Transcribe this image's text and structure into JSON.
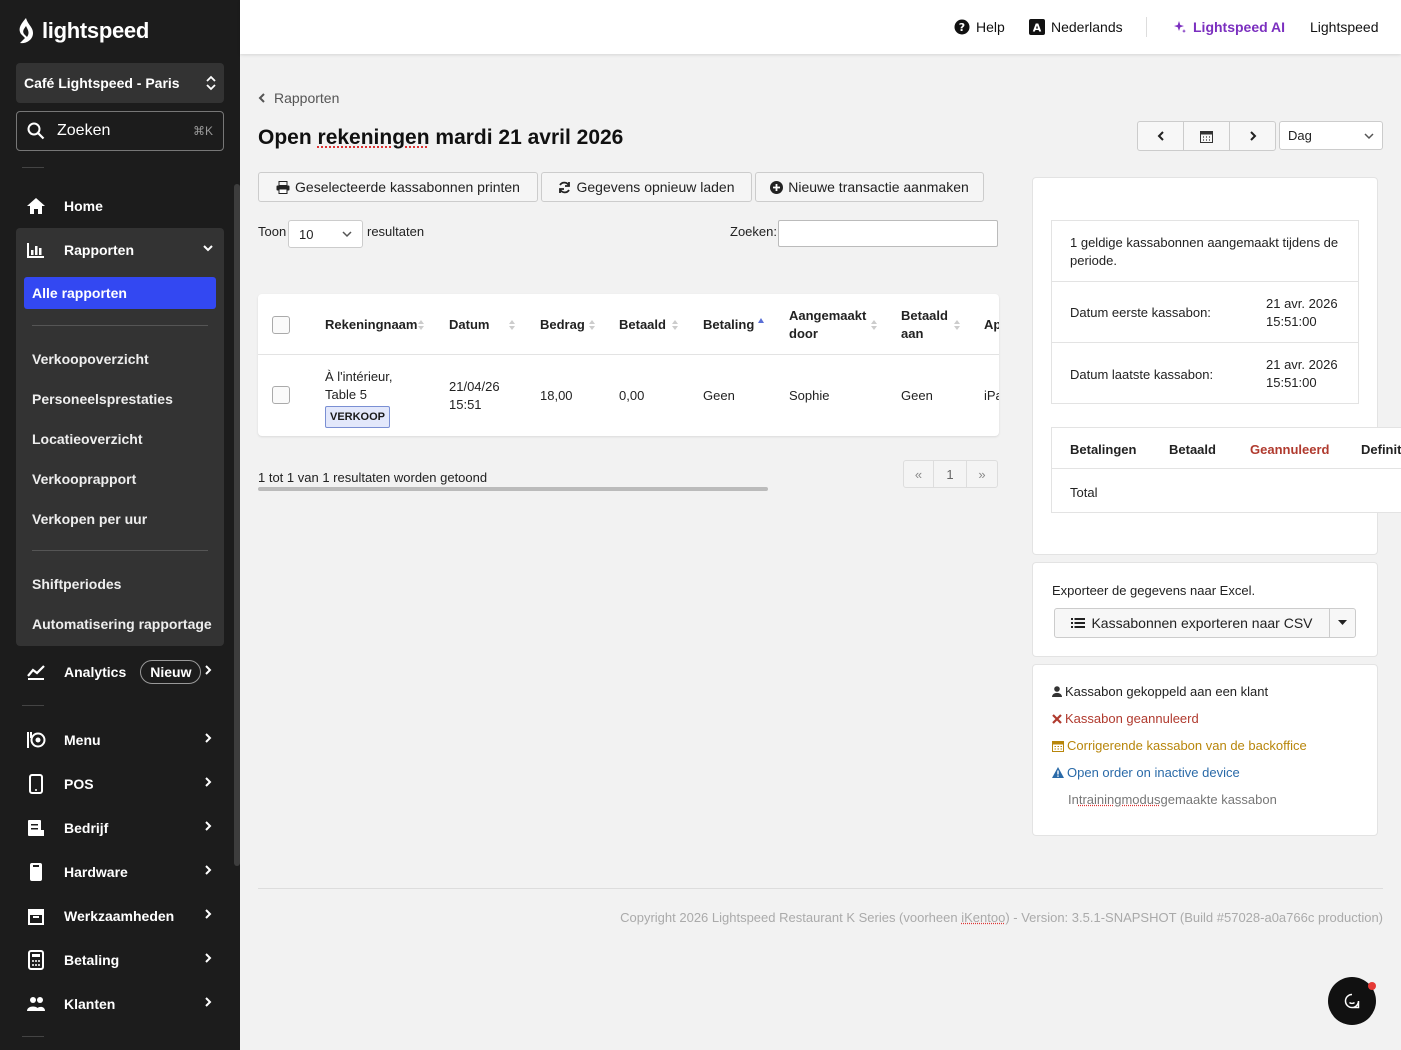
{
  "sidebar": {
    "brand": "lightspeed",
    "location": "Café Lightspeed - Paris",
    "search_label": "Zoeken",
    "search_shortcut": "⌘K",
    "nav": {
      "home": "Home",
      "rapporten": "Rapporten",
      "analytics": "Analytics",
      "analytics_badge": "Nieuw",
      "menu": "Menu",
      "pos": "POS",
      "bedrijf": "Bedrijf",
      "hardware": "Hardware",
      "werkzaamheden": "Werkzaamheden",
      "betaling": "Betaling",
      "klanten": "Klanten"
    },
    "rapporten_sub": {
      "active": "Alle rapporten",
      "items": [
        "Verkoopoverzicht",
        "Personeelsprestaties",
        "Locatieoverzicht",
        "Verkooprapport",
        "Verkopen per uur"
      ],
      "items2": [
        "Shiftperiodes",
        "Automatisering rapportage"
      ]
    }
  },
  "topbar": {
    "help": "Help",
    "language": "Nederlands",
    "ai": "Lightspeed AI",
    "account": "Lightspeed"
  },
  "main": {
    "breadcrumb": "Rapporten",
    "title_prefix": "Open ",
    "title_word": "rekeningen",
    "title_suffix": " mardi 21 avril 2026",
    "period_select": "Dag",
    "buttons": {
      "print": "Geselecteerde kassabonnen printen",
      "reload": "Gegevens opnieuw laden",
      "new": "Nieuwe transactie aanmaken"
    },
    "show_label": "Toon",
    "show_value": "10",
    "results_label": "resultaten",
    "search_label": "Zoeken:",
    "table": {
      "headers": [
        "Rekeningnaam",
        "Datum",
        "Bedrag",
        "Betaald",
        "Betaling",
        "Aangemaakt door",
        "Betaald aan",
        "Ap"
      ],
      "rows": [
        {
          "name_line1": "À l'intérieur,",
          "name_line2": "Table 5",
          "tag": "VERKOOP",
          "date_line1": "21/04/26",
          "date_line2": "15:51",
          "amount": "18,00",
          "paid": "0,00",
          "payment": "Geen",
          "created_by": "Sophie",
          "paid_to": "Geen",
          "app": "iPa"
        }
      ]
    },
    "info": "1 tot 1 van 1 resultaten worden getoond",
    "pager": {
      "prev": "«",
      "page": "1",
      "next": "»"
    }
  },
  "summary": {
    "valid_text": "1 geldige kassabonnen aangemaakt tijdens de periode.",
    "first_label": "Datum eerste kassabon:",
    "first_value_1": "21 avr. 2026",
    "first_value_2": "15:51:00",
    "last_label": "Datum laatste kassabon:",
    "last_value_1": "21 avr. 2026",
    "last_value_2": "15:51:00",
    "payments_tabs": [
      "Betalingen",
      "Betaald",
      "Geannuleerd",
      "Definit"
    ],
    "total_label": "Total"
  },
  "export": {
    "label": "Exporteer de gegevens naar Excel.",
    "button": "Kassabonnen exporteren naar CSV"
  },
  "legend": {
    "customer": "Kassabon gekoppeld aan een klant",
    "cancelled": "Kassabon geannuleerd",
    "corrective": "Corrigerende kassabon van de backoffice",
    "inactive": "Open order on inactive device",
    "training_prefix": "In ",
    "training_word": "trainingmodus",
    "training_suffix": " gemaakte kassabon"
  },
  "footer": {
    "text_prefix": "Copyright 2026 Lightspeed Restaurant K Series (voorheen ",
    "text_word": "iKentoo",
    "text_suffix": ") - Version: 3.5.1-SNAPSHOT (Build #57028-a0a766c production)"
  },
  "colors": {
    "accent": "#3348f2",
    "ai": "#7b2fbf",
    "cancelled": "#b03a2e",
    "corrective": "#b8860b",
    "inactive": "#2a6aa8"
  }
}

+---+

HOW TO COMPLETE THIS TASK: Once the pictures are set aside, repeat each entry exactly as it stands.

RESULT:
Transcribe this image's text and structure into JSON.
{
  "sidebar": {
    "brand": "lightspeed",
    "location": "Café Lightspeed - Paris",
    "search_label": "Zoeken",
    "search_shortcut": "⌘K",
    "nav": {
      "home": "Home",
      "rapporten": "Rapporten",
      "analytics": "Analytics",
      "analytics_badge": "Nieuw",
      "menu": "Menu",
      "pos": "POS",
      "bedrijf": "Bedrijf",
      "hardware": "Hardware",
      "werkzaamheden": "Werkzaamheden",
      "betaling": "Betaling",
      "klanten": "Klanten"
    },
    "rapporten_sub": {
      "active": "Alle rapporten",
      "items": [
        "Verkoopoverzicht",
        "Personeelsprestaties",
        "Locatieoverzicht",
        "Verkooprapport",
        "Verkopen per uur"
      ],
      "items2": [
        "Shiftperiodes",
        "Automatisering rapportage"
      ]
    }
  },
  "topbar": {
    "help": "Help",
    "language": "Nederlands",
    "ai": "Lightspeed AI",
    "account": "Lightspeed"
  },
  "main": {
    "breadcrumb": "Rapporten",
    "title_prefix": "Open ",
    "title_word": "rekeningen",
    "title_suffix": " mardi 21 avril 2026",
    "period_select": "Dag",
    "buttons": {
      "print": "Geselecteerde kassabonnen printen",
      "reload": "Gegevens opnieuw laden",
      "new": "Nieuwe transactie aanmaken"
    },
    "show_label": "Toon",
    "show_value": "10",
    "results_label": "resultaten",
    "search_label": "Zoeken:",
    "table": {
      "headers": [
        "Rekeningnaam",
        "Datum",
        "Bedrag",
        "Betaald",
        "Betaling",
        "Aangemaakt door",
        "Betaald aan",
        "Ap"
      ],
      "rows": [
        {
          "name_line1": "À l'intérieur,",
          "name_line2": "Table 5",
          "tag": "VERKOOP",
          "date_line1": "21/04/26",
          "date_line2": "15:51",
          "amount": "18,00",
          "paid": "0,00",
          "payment": "Geen",
          "created_by": "Sophie",
          "paid_to": "Geen",
          "app": "iPa"
        }
      ]
    },
    "info": "1 tot 1 van 1 resultaten worden getoond",
    "pager": {
      "prev": "«",
      "page": "1",
      "next": "»"
    }
  },
  "summary": {
    "valid_text": "1 geldige kassabonnen aangemaakt tijdens de periode.",
    "first_label": "Datum eerste kassabon:",
    "first_value_1": "21 avr. 2026",
    "first_value_2": "15:51:00",
    "last_label": "Datum laatste kassabon:",
    "last_value_1": "21 avr. 2026",
    "last_value_2": "15:51:00",
    "payments_tabs": [
      "Betalingen",
      "Betaald",
      "Geannuleerd",
      "Definit"
    ],
    "total_label": "Total"
  },
  "export": {
    "label": "Exporteer de gegevens naar Excel.",
    "button": "Kassabonnen exporteren naar CSV"
  },
  "legend": {
    "customer": "Kassabon gekoppeld aan een klant",
    "cancelled": "Kassabon geannuleerd",
    "corrective": "Corrigerende kassabon van de backoffice",
    "inactive": "Open order on inactive device",
    "training_prefix": "In ",
    "training_word": "trainingmodus",
    "training_suffix": " gemaakte kassabon"
  },
  "footer": {
    "text_prefix": "Copyright 2026 Lightspeed Restaurant K Series (voorheen ",
    "text_word": "iKentoo",
    "text_suffix": ") - Version: 3.5.1-SNAPSHOT (Build #57028-a0a766c production)"
  },
  "colors": {
    "accent": "#3348f2",
    "ai": "#7b2fbf",
    "cancelled": "#b03a2e",
    "corrective": "#b8860b",
    "inactive": "#2a6aa8"
  }
}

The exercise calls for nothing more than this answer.